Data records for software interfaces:
╭──

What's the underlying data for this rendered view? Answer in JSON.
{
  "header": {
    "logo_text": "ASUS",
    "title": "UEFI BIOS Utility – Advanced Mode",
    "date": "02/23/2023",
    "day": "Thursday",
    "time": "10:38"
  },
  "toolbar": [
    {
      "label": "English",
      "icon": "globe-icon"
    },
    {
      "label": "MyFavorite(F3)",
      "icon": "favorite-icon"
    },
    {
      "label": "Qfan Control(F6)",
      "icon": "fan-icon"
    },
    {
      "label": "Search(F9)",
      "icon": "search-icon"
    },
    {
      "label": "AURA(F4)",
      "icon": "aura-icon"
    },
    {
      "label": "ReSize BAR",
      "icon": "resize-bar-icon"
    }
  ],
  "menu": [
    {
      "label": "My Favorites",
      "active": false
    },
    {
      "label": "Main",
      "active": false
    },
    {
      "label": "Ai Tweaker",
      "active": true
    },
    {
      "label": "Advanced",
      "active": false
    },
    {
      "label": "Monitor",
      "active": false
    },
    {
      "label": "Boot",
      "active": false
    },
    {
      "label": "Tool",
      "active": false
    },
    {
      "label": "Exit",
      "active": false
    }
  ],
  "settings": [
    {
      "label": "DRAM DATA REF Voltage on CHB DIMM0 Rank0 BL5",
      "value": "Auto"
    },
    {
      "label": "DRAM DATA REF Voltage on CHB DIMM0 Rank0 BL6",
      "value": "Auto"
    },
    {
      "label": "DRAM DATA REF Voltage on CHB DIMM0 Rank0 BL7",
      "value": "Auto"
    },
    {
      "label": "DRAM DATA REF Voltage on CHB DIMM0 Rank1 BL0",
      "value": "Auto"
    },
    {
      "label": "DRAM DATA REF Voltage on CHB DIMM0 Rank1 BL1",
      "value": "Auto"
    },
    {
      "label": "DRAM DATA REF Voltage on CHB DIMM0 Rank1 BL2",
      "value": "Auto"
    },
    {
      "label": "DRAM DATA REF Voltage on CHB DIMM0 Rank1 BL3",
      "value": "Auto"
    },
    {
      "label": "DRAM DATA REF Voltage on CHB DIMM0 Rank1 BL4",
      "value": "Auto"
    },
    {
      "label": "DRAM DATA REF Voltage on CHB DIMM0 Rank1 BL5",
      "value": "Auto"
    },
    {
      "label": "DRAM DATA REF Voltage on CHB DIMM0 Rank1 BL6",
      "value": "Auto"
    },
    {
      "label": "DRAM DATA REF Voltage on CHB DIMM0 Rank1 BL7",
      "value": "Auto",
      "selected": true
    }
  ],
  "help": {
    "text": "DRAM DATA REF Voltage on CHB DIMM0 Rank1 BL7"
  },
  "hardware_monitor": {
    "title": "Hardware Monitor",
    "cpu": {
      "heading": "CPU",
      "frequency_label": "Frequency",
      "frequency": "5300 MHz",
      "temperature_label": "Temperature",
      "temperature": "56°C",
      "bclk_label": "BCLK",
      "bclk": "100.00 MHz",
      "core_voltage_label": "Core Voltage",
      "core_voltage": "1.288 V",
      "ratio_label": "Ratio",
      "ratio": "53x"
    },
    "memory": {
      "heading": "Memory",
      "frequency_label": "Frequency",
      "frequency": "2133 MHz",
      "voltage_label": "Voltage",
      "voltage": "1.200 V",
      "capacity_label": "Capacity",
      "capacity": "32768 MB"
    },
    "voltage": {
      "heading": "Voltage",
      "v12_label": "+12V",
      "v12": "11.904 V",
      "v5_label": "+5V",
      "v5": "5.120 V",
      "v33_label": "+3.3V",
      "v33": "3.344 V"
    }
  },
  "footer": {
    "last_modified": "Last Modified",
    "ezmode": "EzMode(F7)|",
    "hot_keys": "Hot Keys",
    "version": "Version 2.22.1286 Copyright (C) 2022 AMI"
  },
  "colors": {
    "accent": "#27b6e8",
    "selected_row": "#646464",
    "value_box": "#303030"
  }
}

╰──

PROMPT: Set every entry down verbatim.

OUTPUT:
What's the underlying data for this rendered view? Answer in JSON.
{
  "header": {
    "logo_text": "ASUS",
    "title": "UEFI BIOS Utility – Advanced Mode",
    "date": "02/23/2023",
    "day": "Thursday",
    "time": "10:38"
  },
  "toolbar": [
    {
      "label": "English",
      "icon": "globe-icon"
    },
    {
      "label": "MyFavorite(F3)",
      "icon": "favorite-icon"
    },
    {
      "label": "Qfan Control(F6)",
      "icon": "fan-icon"
    },
    {
      "label": "Search(F9)",
      "icon": "search-icon"
    },
    {
      "label": "AURA(F4)",
      "icon": "aura-icon"
    },
    {
      "label": "ReSize BAR",
      "icon": "resize-bar-icon"
    }
  ],
  "menu": [
    {
      "label": "My Favorites",
      "active": false
    },
    {
      "label": "Main",
      "active": false
    },
    {
      "label": "Ai Tweaker",
      "active": true
    },
    {
      "label": "Advanced",
      "active": false
    },
    {
      "label": "Monitor",
      "active": false
    },
    {
      "label": "Boot",
      "active": false
    },
    {
      "label": "Tool",
      "active": false
    },
    {
      "label": "Exit",
      "active": false
    }
  ],
  "settings": [
    {
      "label": "DRAM DATA REF Voltage on CHB DIMM0 Rank0 BL5",
      "value": "Auto"
    },
    {
      "label": "DRAM DATA REF Voltage on CHB DIMM0 Rank0 BL6",
      "value": "Auto"
    },
    {
      "label": "DRAM DATA REF Voltage on CHB DIMM0 Rank0 BL7",
      "value": "Auto"
    },
    {
      "label": "DRAM DATA REF Voltage on CHB DIMM0 Rank1 BL0",
      "value": "Auto"
    },
    {
      "label": "DRAM DATA REF Voltage on CHB DIMM0 Rank1 BL1",
      "value": "Auto"
    },
    {
      "label": "DRAM DATA REF Voltage on CHB DIMM0 Rank1 BL2",
      "value": "Auto"
    },
    {
      "label": "DRAM DATA REF Voltage on CHB DIMM0 Rank1 BL3",
      "value": "Auto"
    },
    {
      "label": "DRAM DATA REF Voltage on CHB DIMM0 Rank1 BL4",
      "value": "Auto"
    },
    {
      "label": "DRAM DATA REF Voltage on CHB DIMM0 Rank1 BL5",
      "value": "Auto"
    },
    {
      "label": "DRAM DATA REF Voltage on CHB DIMM0 Rank1 BL6",
      "value": "Auto"
    },
    {
      "label": "DRAM DATA REF Voltage on CHB DIMM0 Rank1 BL7",
      "value": "Auto",
      "selected": true
    }
  ],
  "help": {
    "text": "DRAM DATA REF Voltage on CHB DIMM0 Rank1 BL7"
  },
  "hardware_monitor": {
    "title": "Hardware Monitor",
    "cpu": {
      "heading": "CPU",
      "frequency_label": "Frequency",
      "frequency": "5300 MHz",
      "temperature_label": "Temperature",
      "temperature": "56°C",
      "bclk_label": "BCLK",
      "bclk": "100.00 MHz",
      "core_voltage_label": "Core Voltage",
      "core_voltage": "1.288 V",
      "ratio_label": "Ratio",
      "ratio": "53x"
    },
    "memory": {
      "heading": "Memory",
      "frequency_label": "Frequency",
      "frequency": "2133 MHz",
      "voltage_label": "Voltage",
      "voltage": "1.200 V",
      "capacity_label": "Capacity",
      "capacity": "32768 MB"
    },
    "voltage": {
      "heading": "Voltage",
      "v12_label": "+12V",
      "v12": "11.904 V",
      "v5_label": "+5V",
      "v5": "5.120 V",
      "v33_label": "+3.3V",
      "v33": "3.344 V"
    }
  },
  "footer": {
    "last_modified": "Last Modified",
    "ezmode": "EzMode(F7)|",
    "hot_keys": "Hot Keys",
    "version": "Version 2.22.1286 Copyright (C) 2022 AMI"
  },
  "colors": {
    "accent": "#27b6e8",
    "selected_row": "#646464",
    "value_box": "#303030"
  }
}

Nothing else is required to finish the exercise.